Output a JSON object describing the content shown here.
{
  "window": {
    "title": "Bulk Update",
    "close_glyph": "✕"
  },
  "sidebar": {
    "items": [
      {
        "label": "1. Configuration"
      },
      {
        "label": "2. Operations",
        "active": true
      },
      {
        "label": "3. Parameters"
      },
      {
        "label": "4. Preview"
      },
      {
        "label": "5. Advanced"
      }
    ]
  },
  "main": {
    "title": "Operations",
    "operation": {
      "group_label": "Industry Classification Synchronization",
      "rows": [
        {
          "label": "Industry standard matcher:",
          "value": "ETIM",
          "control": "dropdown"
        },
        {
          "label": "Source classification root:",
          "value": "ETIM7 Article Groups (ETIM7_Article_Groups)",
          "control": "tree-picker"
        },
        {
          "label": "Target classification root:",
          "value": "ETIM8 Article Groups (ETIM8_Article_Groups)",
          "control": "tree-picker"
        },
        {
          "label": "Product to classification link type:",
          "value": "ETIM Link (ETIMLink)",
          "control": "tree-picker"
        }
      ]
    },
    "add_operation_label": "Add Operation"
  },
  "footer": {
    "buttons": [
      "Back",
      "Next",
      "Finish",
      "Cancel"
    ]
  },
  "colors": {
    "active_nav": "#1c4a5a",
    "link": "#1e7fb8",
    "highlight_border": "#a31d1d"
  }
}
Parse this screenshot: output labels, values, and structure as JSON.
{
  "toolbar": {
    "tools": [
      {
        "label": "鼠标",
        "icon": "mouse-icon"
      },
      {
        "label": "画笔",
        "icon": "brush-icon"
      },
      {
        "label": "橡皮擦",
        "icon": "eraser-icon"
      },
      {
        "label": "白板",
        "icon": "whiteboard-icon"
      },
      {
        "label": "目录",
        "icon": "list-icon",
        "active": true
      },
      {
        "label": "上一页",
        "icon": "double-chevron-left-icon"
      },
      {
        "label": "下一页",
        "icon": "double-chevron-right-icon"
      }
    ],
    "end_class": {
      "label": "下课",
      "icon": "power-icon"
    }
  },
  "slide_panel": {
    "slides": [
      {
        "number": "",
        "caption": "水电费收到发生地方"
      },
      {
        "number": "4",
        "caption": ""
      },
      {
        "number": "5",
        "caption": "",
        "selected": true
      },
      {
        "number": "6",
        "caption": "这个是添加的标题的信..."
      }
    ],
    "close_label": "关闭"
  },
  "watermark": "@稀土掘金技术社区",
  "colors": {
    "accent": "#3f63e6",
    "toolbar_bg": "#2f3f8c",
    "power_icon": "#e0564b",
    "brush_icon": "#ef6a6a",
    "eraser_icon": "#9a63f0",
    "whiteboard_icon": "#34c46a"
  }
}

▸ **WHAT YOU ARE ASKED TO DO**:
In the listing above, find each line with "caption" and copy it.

▸ **RESULT OF THIS TASK**:
        "caption": "水电费收到发生地方"
        "caption": ""
        "caption": "",
        "caption": "这个是添加的标题的信..."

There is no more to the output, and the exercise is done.